Fortunately, Bridget, from ARME, whom I had been working with in regards to rescuing this dog, was extremely understanding and helped me get in touch with another person who was interested in rescuing the beagle if we hadn't. Her father's beagle had just passed away and he was devastated. He is retired and lives in Lake Tahoe and she was going to give this beagle to him for Christmas. When he found out that this dog would be able to come live with him after all, he and his wife both cried in happiness. Bridget, who happened to be going to Lake Tahoe a couple days after Christmas, arranged to take her with her and take her to her new home. The beagle is doing extremely well in her new home and her human companion is so happy to have her.

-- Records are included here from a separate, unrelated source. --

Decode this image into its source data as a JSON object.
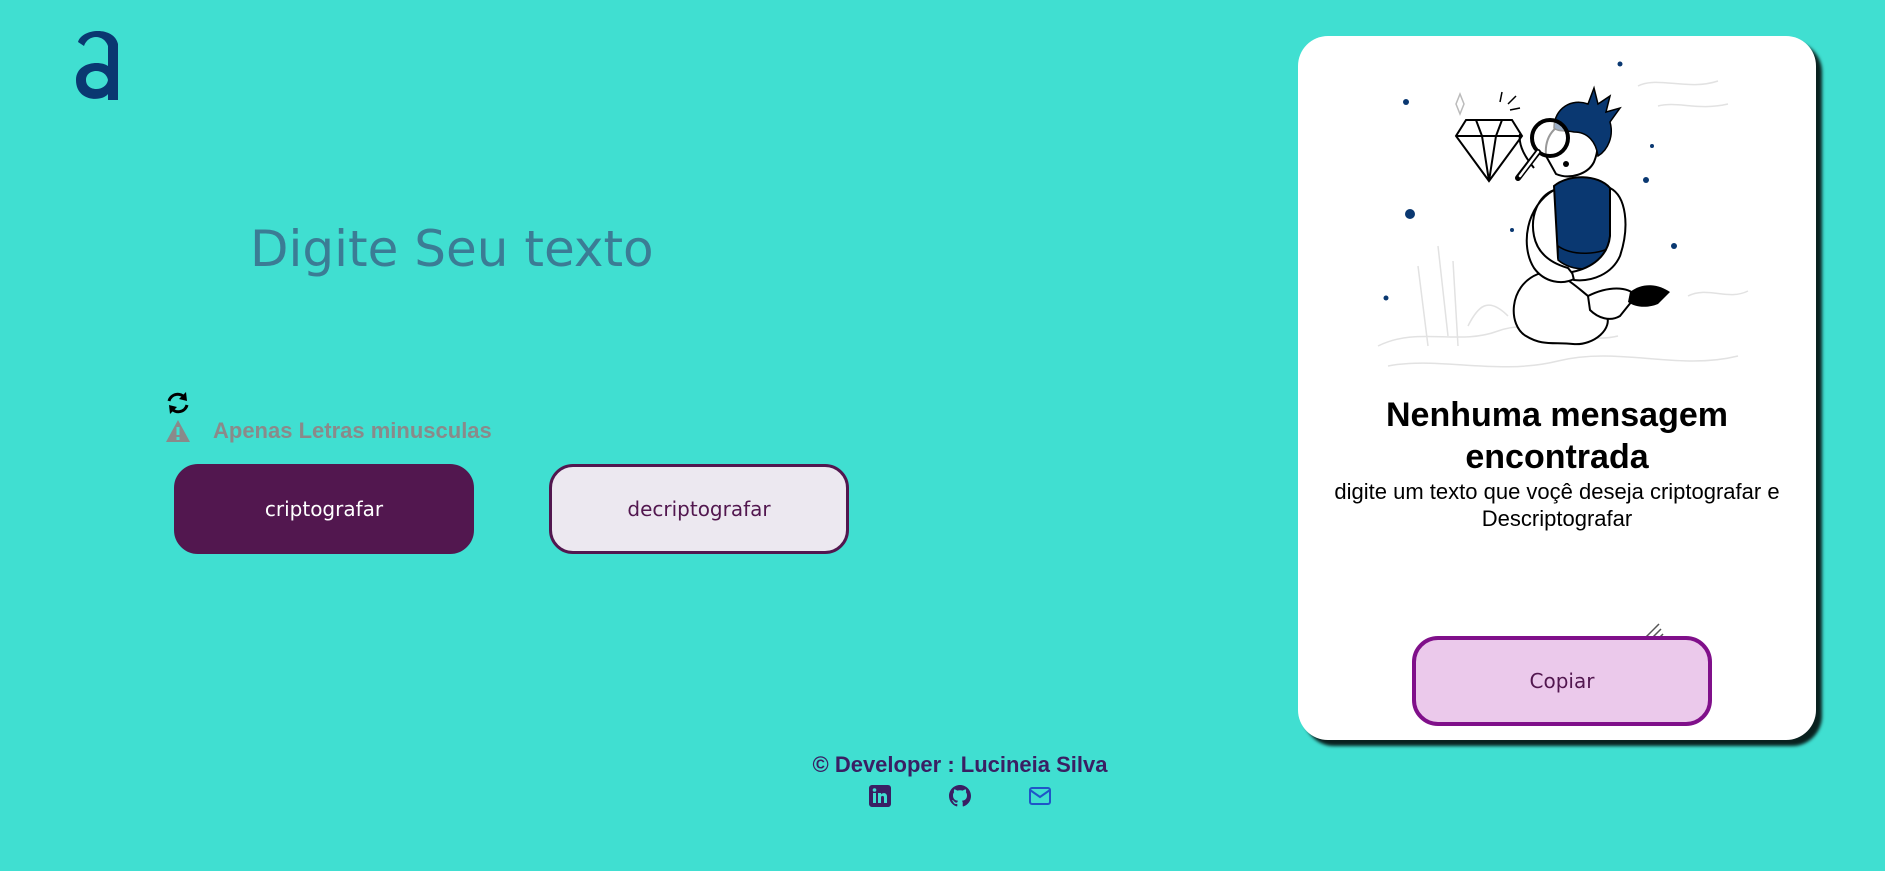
{
  "logo": {
    "icon": "alura-a-logo-icon",
    "color": "#0a3871"
  },
  "input": {
    "placeholder": "Digite Seu texto",
    "value": ""
  },
  "refresh": {
    "icon": "refresh-icon"
  },
  "hint": {
    "icon": "warning-icon",
    "text": "Apenas Letras minusculas"
  },
  "buttons": {
    "encrypt_label": "criptografar",
    "decrypt_label": "decriptografar"
  },
  "output_card": {
    "illustration": "person-with-magnifying-glass-illustration",
    "title": "Nenhuma mensagem encontrada",
    "subtitle": "digite um texto que voçê deseja criptografar e Descriptografar",
    "copy_label": "Copiar"
  },
  "footer": {
    "credit": "© Developer : Lucineia Silva",
    "socials": [
      {
        "icon": "linkedin-icon"
      },
      {
        "icon": "github-icon"
      },
      {
        "icon": "email-icon"
      }
    ]
  },
  "colors": {
    "background": "#40dfd1",
    "primary": "#52174f",
    "accent": "#80108a",
    "copy_bg": "#ebc9eb",
    "placeholder": "#3b7c95"
  }
}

It took Samantha about one week before she started to come out of shock. She is just now starting to put a little pressure on her broken paw, but she's back to her old, happy self. Even though Samantha got hurt, I am so happy that we were able to rescue that dog and give her a ton of love for that short time. She was just "love on legs", as Chris puts it, and I am thrilled to know that she's prospering in her forever home. This experience also reminded us what a wonderful being Samantha is and how blessed we are to know her. I am terribly grateful to Bridget and ARME for all of their help and for all that they do- this has been a great experience, even though things turned out differently than we had expected.
Photography by Chris Miller